[Author’s note – earlier this year, the Golf Nerd Goddess and I hosted LPGA tour rookie Julie Yang when she played in the North Texas Shootout, which I recounted here. I had a chance to catch up with her today.]
You’re 20 years old and just finished your maiden voyage on the LPGA tour.
Up until now, you’ve enjoyed success at every level – junior, amateur, college – but it’s been a frustrating year. No cuts made. It’s a new town and a new course each week. Your game’s just not quite right, and neither is your back. It’s hard to maintain any kind of consistency.
You watch as girls your age are enjoying success, knowing that your game is certainly on the same level.
For most of the season you’re traveling on your own, with your caddie your only companion to rely on. Mom was there for the first four or five weeks, but she had to return home to South Korea to be with your dad, who is having heart surgery.
And through it all, you go out and do your best each week. There are signs of life in your game but something’s just not clicking.
This is your dream, Julie Yang.
It’s late season here in DFW; I’m working on my second cup of coffee and trying to endure a Monday of conference calls and IT project issues. The phone vibrates, and there’s a text message from . . . Julie Yang.
“Hey Gary and Sharon! I’m in DFW! What’s up?”
She had just made a 12 hour flight from Seoul, on her way to her stateside home in Stillwater, OK, and had a lengthy layover, and was wondering if one of us would have time to “hang out” a bit.
Well – Sharon’s at the office, but hell yes, I can!
We met up at DFW and I took her over to our club for a late breakfast. We talked about her rookie season a bit.
“It was frustrating,” she admitted, “and hard.” Some of it was the mundane – having to find where she was staying, how to get laundry done. And some of it was loneliness – some of which, she acknowledged, might have been self-inflicted. “I was so overwhelmed by the experience; it was pretty much all I could do to get myself to the practice range, to my tee time . . . “ Then she smiled. “But I learned a lot.”
When her season ended, she returned to Korea to visit her family and to undergo surgery for a herniated disk; the latter seems to have turned out for the best. She’s pain-free and played very well in a couple of invitational tournaments. “I made enough money for the trip back to Q-School,” she grinned.
Ah yes . . . Julie will have to go through that grinder again, but she’s really upbeat. “My parents are coming out,” she said, almost as if they were driving from Tulsa to Stillwater for an Oklahoma State homecoming weekend. “We’re going to drive to Florida together. I’ll play in a tournament and then be ready for Q-School on December 2nd.”
“And . . . “ she continued happily, “They will be will me all next year when I’m on tour.”
“Damn!” I replied, “We’ll need a bigger house for all of you when you play here!”
We had shown her and her mother around the area the last time they were here, and she said that this area would be a great location for her to make as a base of operations, what with its proximity to both of the airports.

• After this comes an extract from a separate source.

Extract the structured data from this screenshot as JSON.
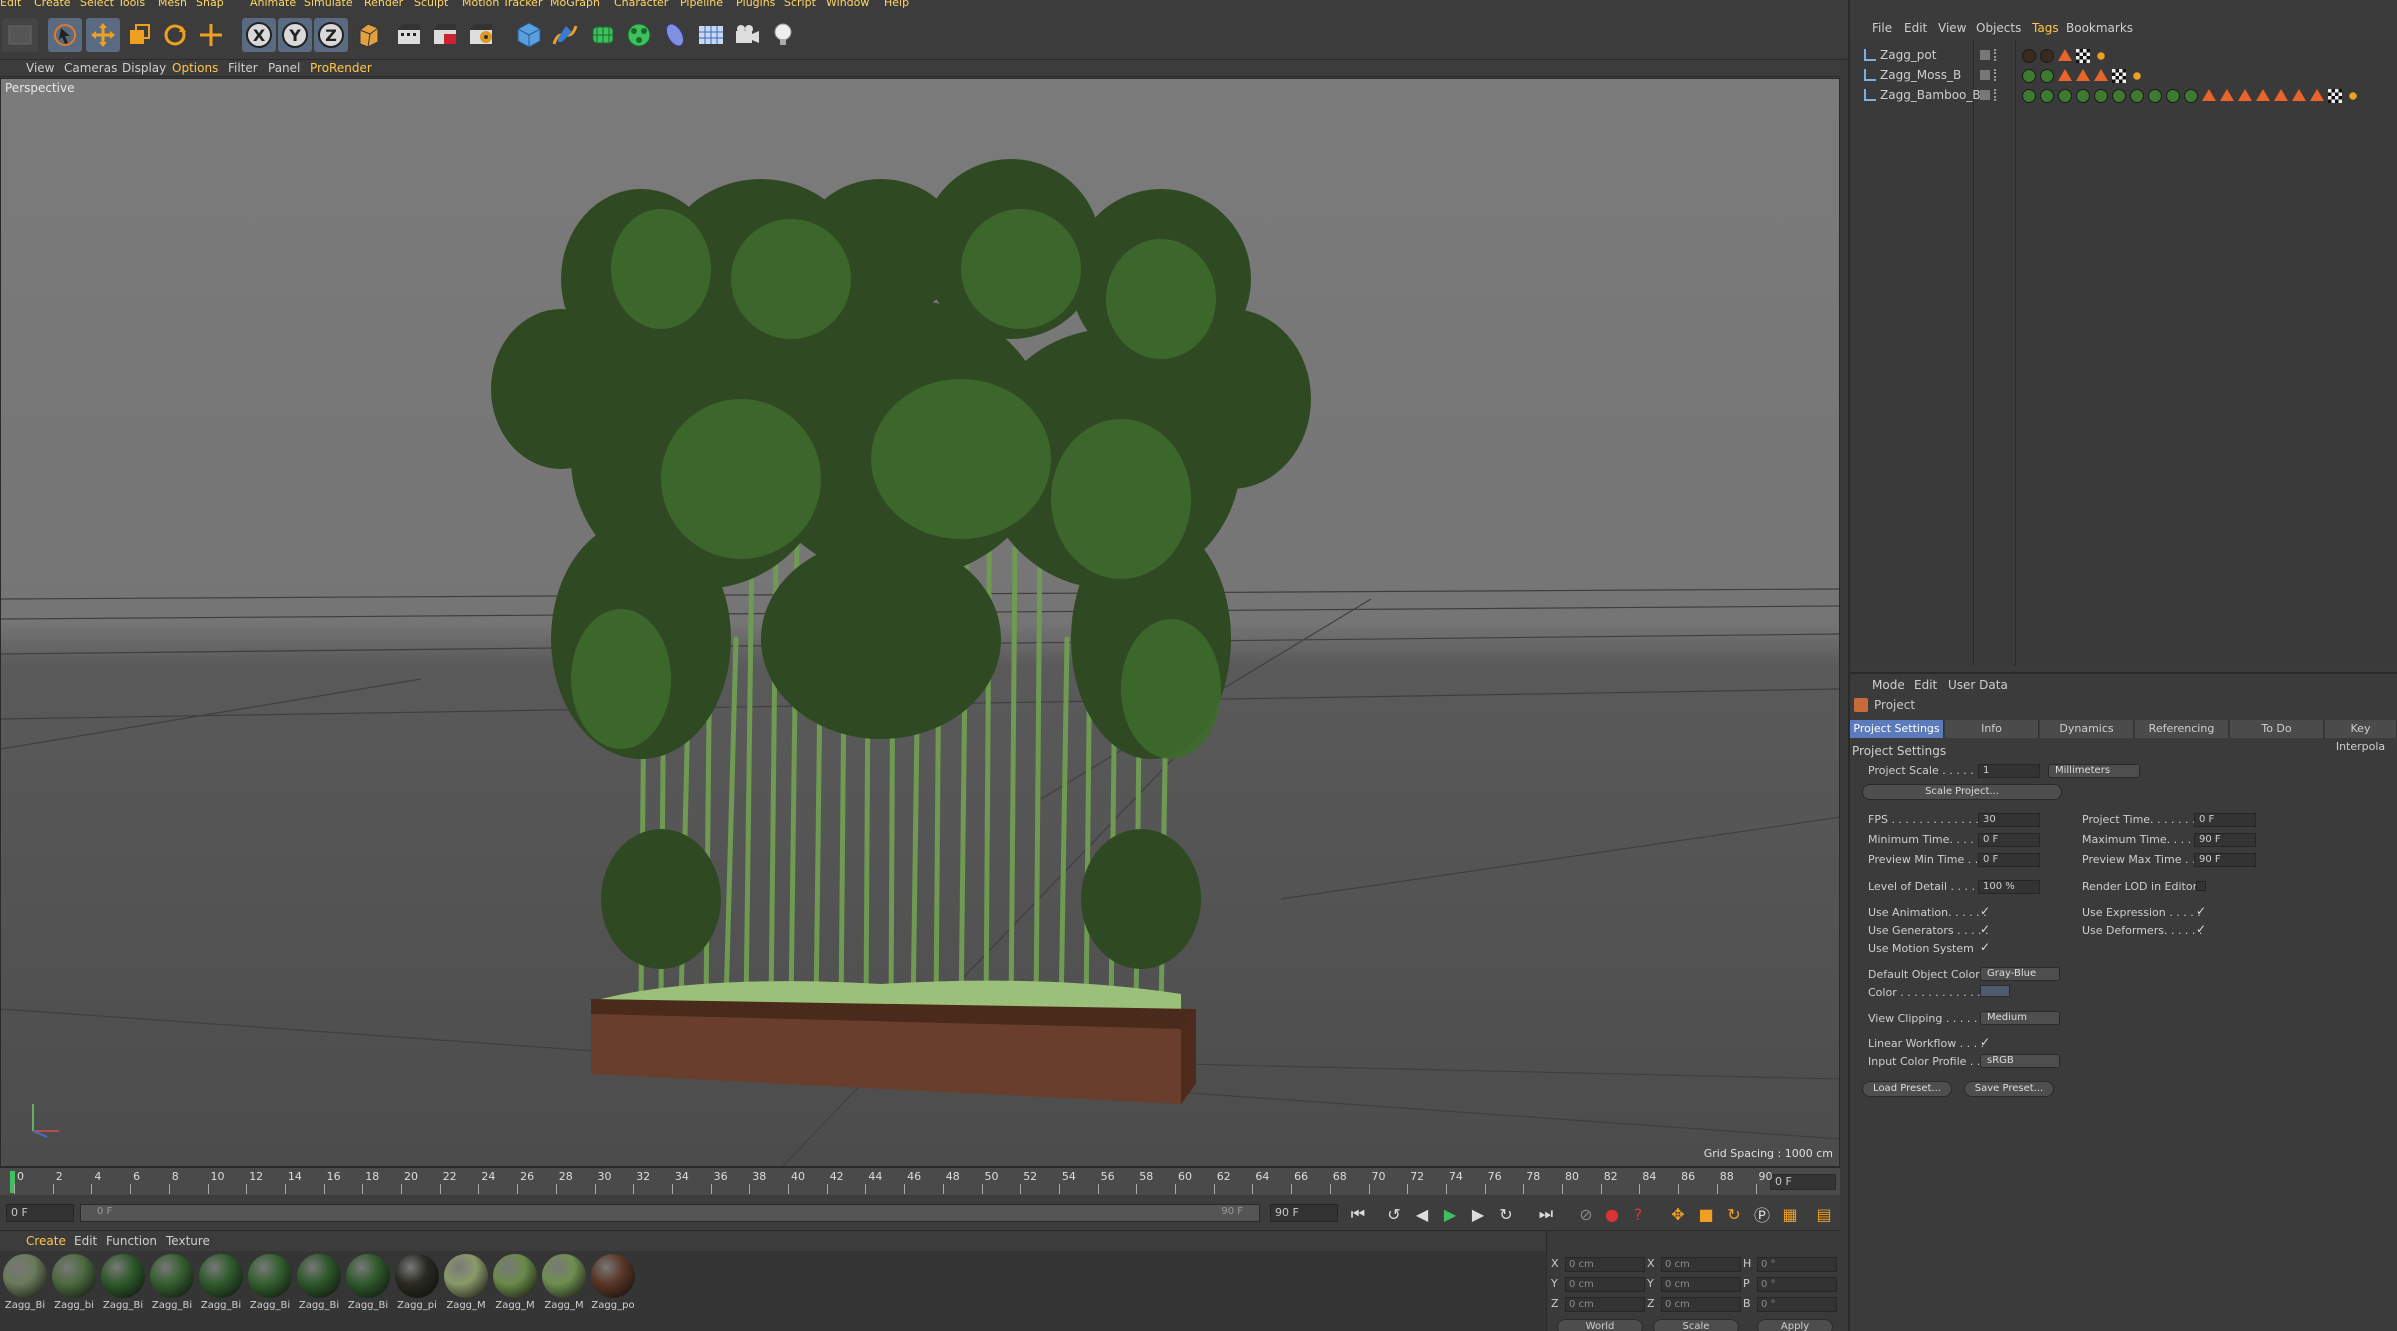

She’s been inquiring to local clubs about memberships; I mentioned that tour player Danny Lee (a native Korean who is now a naturalized New Zealand) is a member at our club. I also told her the story of Danny’s plaintive plea for a girlfriend (which set off a firestorm of tweets and practical jokes among his fellow tour players). She laughed and shook her head – “You know, Danny and I attended the same golf camp when we were younger. He’s got a good heart, but he’s a real goofball!”
We reminisced about the Presidents Cup, which of course was held in her homeland and turned out to be one of the more exciting golf events of this past year (despite some blogger’s suggestion that it had perhaps grown a bit too one sided), and then she brought up our “match” that we played last May. “You played really great that day!” she gushed, which brought a big smile to my face.
It came time to get her back to the airport. We spoke of the somber events that had occurred over the weekend in Paris and a few weeks back during at Oklahoma State, and it made me realize that for all the maturity that Julie possesses, I forget that that she was a child when 9/11 occurred and that she hasn’t been hardened to some of the realities of the world that we live in. At the same time, in her brief life, she’s traveled a good part of the world, and has a sense of place that I wish more of us had.
I got her to her gate and suddenly felt very paternal (“This is curb-side check-in, you have to tip the agent,” I admonished her. “I know, I know,” she laughed). She handed me an envelope that she had planned to mail Sharon and me, and hugged me good bye.
I opened up the envelope when I got home; inside were three “fan cards” of her, one of them inscribed with a lovely note from her on the back. Which brought another smile to me face.
But that’s what Julie does. And after going through the trials and tribulations of her first year on tour, she said to me, ‘You know, Gary? Each time I’ve taken it to another level in golf, I’ve had my problems at first. But once I’ve gotten comfortable, things have worked out pretty well.”
How can you not root for this kid?